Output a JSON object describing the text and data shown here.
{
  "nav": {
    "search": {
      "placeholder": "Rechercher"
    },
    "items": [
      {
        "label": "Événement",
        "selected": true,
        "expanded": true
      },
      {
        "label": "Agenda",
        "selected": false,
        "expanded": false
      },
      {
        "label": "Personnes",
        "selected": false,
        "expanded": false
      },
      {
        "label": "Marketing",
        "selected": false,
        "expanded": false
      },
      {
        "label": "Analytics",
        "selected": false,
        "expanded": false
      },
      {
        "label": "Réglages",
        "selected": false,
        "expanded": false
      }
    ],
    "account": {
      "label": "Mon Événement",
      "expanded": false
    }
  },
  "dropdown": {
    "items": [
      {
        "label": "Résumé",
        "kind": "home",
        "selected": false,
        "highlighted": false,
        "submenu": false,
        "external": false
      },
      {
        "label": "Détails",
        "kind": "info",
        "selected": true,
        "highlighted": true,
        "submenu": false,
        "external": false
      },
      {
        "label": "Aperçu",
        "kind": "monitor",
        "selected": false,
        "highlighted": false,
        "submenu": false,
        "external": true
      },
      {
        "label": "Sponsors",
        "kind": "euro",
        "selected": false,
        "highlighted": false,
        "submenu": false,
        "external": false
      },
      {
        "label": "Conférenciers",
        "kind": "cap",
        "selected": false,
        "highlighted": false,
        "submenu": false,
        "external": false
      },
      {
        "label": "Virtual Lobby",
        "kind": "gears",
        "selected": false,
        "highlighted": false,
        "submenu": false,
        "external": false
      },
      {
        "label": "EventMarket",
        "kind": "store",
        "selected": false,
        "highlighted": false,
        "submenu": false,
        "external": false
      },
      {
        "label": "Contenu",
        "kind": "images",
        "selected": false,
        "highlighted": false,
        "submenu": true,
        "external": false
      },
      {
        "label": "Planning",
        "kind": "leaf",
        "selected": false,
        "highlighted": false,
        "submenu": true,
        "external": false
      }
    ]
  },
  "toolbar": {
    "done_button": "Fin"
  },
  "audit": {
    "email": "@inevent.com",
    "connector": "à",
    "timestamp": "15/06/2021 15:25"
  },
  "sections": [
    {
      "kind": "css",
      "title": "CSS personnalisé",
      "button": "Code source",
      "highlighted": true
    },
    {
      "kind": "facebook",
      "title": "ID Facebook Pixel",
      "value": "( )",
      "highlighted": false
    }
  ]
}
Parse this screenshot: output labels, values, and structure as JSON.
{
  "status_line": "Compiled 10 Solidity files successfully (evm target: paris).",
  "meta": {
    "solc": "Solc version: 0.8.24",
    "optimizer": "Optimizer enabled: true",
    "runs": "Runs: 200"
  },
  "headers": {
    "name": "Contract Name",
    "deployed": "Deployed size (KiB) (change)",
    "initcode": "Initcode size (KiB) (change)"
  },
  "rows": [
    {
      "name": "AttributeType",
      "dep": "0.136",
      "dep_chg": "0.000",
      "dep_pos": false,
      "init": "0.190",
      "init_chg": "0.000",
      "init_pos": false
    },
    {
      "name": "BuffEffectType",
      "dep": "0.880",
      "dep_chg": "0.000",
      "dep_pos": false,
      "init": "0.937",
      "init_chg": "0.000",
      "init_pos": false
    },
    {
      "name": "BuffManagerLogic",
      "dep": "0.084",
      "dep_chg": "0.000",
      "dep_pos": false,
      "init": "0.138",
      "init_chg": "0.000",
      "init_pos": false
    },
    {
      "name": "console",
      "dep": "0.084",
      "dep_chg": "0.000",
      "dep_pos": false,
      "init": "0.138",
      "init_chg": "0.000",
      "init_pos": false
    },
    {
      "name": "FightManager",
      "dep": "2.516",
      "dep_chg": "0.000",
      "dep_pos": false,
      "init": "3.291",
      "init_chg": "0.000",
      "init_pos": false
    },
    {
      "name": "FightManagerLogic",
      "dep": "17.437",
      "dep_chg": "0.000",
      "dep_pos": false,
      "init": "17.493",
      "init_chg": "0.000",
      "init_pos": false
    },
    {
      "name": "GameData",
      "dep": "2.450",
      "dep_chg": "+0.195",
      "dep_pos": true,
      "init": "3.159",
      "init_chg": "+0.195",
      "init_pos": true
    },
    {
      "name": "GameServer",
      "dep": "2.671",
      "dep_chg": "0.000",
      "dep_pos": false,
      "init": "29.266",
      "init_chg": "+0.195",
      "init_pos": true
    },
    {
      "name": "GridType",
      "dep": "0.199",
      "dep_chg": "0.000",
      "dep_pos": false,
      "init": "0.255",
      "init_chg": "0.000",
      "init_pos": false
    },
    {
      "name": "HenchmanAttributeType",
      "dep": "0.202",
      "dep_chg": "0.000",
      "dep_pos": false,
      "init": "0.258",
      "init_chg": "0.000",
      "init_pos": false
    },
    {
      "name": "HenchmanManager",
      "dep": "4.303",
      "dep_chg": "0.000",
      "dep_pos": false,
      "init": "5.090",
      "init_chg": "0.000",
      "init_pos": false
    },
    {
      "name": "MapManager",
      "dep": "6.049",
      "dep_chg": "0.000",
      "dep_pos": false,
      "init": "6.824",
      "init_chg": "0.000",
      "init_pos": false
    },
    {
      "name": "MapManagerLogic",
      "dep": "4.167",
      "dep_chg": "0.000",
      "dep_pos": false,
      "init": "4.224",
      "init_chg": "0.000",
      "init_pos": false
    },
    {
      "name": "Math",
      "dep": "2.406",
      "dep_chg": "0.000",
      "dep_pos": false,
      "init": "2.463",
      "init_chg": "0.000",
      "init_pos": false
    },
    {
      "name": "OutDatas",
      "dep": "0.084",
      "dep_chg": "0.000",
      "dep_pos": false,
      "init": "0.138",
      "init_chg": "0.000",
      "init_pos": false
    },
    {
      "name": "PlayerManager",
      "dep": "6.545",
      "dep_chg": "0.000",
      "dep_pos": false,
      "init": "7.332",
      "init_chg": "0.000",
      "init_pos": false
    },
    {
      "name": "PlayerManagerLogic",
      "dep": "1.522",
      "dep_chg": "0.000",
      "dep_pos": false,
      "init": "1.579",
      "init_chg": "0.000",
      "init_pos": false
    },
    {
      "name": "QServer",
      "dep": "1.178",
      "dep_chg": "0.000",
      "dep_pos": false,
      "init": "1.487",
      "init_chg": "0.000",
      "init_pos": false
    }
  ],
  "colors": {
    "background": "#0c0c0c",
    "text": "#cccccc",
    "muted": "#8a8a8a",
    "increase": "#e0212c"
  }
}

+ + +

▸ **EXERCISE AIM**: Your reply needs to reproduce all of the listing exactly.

▸ **ANSWER BOX**:
Output a JSON object describing the text and data shown here.
{
  "nav": {
    "search": {
      "placeholder": "Rechercher"
    },
    "items": [
      {
        "label": "Événement",
        "selected": true,
        "expanded": true
      },
      {
        "label": "Agenda",
        "selected": false,
        "expanded": false
      },
      {
        "label": "Personnes",
        "selected": false,
        "expanded": false
      },
      {
        "label": "Marketing",
        "selected": false,
        "expanded": false
      },
      {
        "label": "Analytics",
        "selected": false,
        "expanded": false
      },
      {
        "label": "Réglages",
        "selected": false,
        "expanded": false
      }
    ],
    "account": {
      "label": "Mon Événement",
      "expanded": false
    }
  },
  "dropdown": {
    "items": [
      {
        "label": "Résumé",
        "kind": "home",
        "selected": false,
        "highlighted": false,
        "submenu": false,
        "external": false
      },
      {
        "label": "Détails",
        "kind": "info",
        "selected": true,
        "highlighted": true,
        "submenu": false,
        "external": false
      },
      {
        "label": "Aperçu",
        "kind": "monitor",
        "selected": false,
        "highlighted": false,
        "submenu": false,
        "external": true
      },
      {
        "label": "Sponsors",
        "kind": "euro",
        "selected": false,
        "highlighted": false,
        "submenu": false,
        "external": false
      },
      {
        "label": "Conférenciers",
        "kind": "cap",
        "selected": false,
        "highlighted": false,
        "submenu": false,
        "external": false
      },
      {
        "label": "Virtual Lobby",
        "kind": "gears",
        "selected": false,
        "highlighted": false,
        "submenu": false,
        "external": false
      },
      {
        "label": "EventMarket",
        "kind": "store",
        "selected": false,
        "highlighted": false,
        "submenu": false,
        "external": false
      },
      {
        "label": "Contenu",
        "kind": "images",
        "selected": false,
        "highlighted": false,
        "submenu": true,
        "external": false
      },
      {
        "label": "Planning",
        "kind": "leaf",
        "selected": false,
        "highlighted": false,
        "submenu": true,
        "external": false
      }
    ]
  },
  "toolbar": {
    "done_button": "Fin"
  },
  "audit": {
    "email": "@inevent.com",
    "connector": "à",
    "timestamp": "15/06/2021 15:25"
  },
  "sections": [
    {
      "kind": "css",
      "title": "CSS personnalisé",
      "button": "Code source",
      "highlighted": true
    },
    {
      "kind": "facebook",
      "title": "ID Facebook Pixel",
      "value": "( )",
      "highlighted": false
    }
  ]
}
Parse this screenshot: output labels, values, and structure as JSON.
{
  "status_line": "Compiled 10 Solidity files successfully (evm target: paris).",
  "meta": {
    "solc": "Solc version: 0.8.24",
    "optimizer": "Optimizer enabled: true",
    "runs": "Runs: 200"
  },
  "headers": {
    "name": "Contract Name",
    "deployed": "Deployed size (KiB) (change)",
    "initcode": "Initcode size (KiB) (change)"
  },
  "rows": [
    {
      "name": "AttributeType",
      "dep": "0.136",
      "dep_chg": "0.000",
      "dep_pos": false,
      "init": "0.190",
      "init_chg": "0.000",
      "init_pos": false
    },
    {
      "name": "BuffEffectType",
      "dep": "0.880",
      "dep_chg": "0.000",
      "dep_pos": false,
      "init": "0.937",
      "init_chg": "0.000",
      "init_pos": false
    },
    {
      "name": "BuffManagerLogic",
      "dep": "0.084",
      "dep_chg": "0.000",
      "dep_pos": false,
      "init": "0.138",
      "init_chg": "0.000",
      "init_pos": false
    },
    {
      "name": "console",
      "dep": "0.084",
      "dep_chg": "0.000",
      "dep_pos": false,
      "init": "0.138",
      "init_chg": "0.000",
      "init_pos": false
    },
    {
      "name": "FightManager",
      "dep": "2.516",
      "dep_chg": "0.000",
      "dep_pos": false,
      "init": "3.291",
      "init_chg": "0.000",
      "init_pos": false
    },
    {
      "name": "FightManagerLogic",
      "dep": "17.437",
      "dep_chg": "0.000",
      "dep_pos": false,
      "init": "17.493",
      "init_chg": "0.000",
      "init_pos": false
    },
    {
      "name": "GameData",
      "dep": "2.450",
      "dep_chg": "+0.195",
      "dep_pos": true,
      "init": "3.159",
      "init_chg": "+0.195",
      "init_pos": true
    },
    {
      "name": "GameServer",
      "dep": "2.671",
      "dep_chg": "0.000",
      "dep_pos": false,
      "init": "29.266",
      "init_chg": "+0.195",
      "init_pos": true
    },
    {
      "name": "GridType",
      "dep": "0.199",
      "dep_chg": "0.000",
      "dep_pos": false,
      "init": "0.255",
      "init_chg": "0.000",
      "init_pos": false
    },
    {
      "name": "HenchmanAttributeType",
      "dep": "0.202",
      "dep_chg": "0.000",
      "dep_pos": false,
      "init": "0.258",
      "init_chg": "0.000",
      "init_pos": false
    },
    {
      "name": "HenchmanManager",
      "dep": "4.303",
      "dep_chg": "0.000",
      "dep_pos": false,
      "init": "5.090",
      "init_chg": "0.000",
      "init_pos": false
    },
    {
      "name": "MapManager",
      "dep": "6.049",
      "dep_chg": "0.000",
      "dep_pos": false,
      "init": "6.824",
      "init_chg": "0.000",
      "init_pos": false
    },
    {
      "name": "MapManagerLogic",
      "dep": "4.167",
      "dep_chg": "0.000",
      "dep_pos": false,
      "init": "4.224",
      "init_chg": "0.000",
      "init_pos": false
    },
    {
      "name": "Math",
      "dep": "2.406",
      "dep_chg": "0.000",
      "dep_pos": false,
      "init": "2.463",
      "init_chg": "0.000",
      "init_pos": false
    },
    {
      "name": "OutDatas",
      "dep": "0.084",
      "dep_chg": "0.000",
      "dep_pos": false,
      "init": "0.138",
      "init_chg": "0.000",
      "init_pos": false
    },
    {
      "name": "PlayerManager",
      "dep": "6.545",
      "dep_chg": "0.000",
      "dep_pos": false,
      "init": "7.332",
      "init_chg": "0.000",
      "init_pos": false
    },
    {
      "name": "PlayerManagerLogic",
      "dep": "1.522",
      "dep_chg": "0.000",
      "dep_pos": false,
      "init": "1.579",
      "init_chg": "0.000",
      "init_pos": false
    },
    {
      "name": "QServer",
      "dep": "1.178",
      "dep_chg": "0.000",
      "dep_pos": false,
      "init": "1.487",
      "init_chg": "0.000",
      "init_pos": false
    }
  ],
  "colors": {
    "background": "#0c0c0c",
    "text": "#cccccc",
    "muted": "#8a8a8a",
    "increase": "#e0212c"
  }
}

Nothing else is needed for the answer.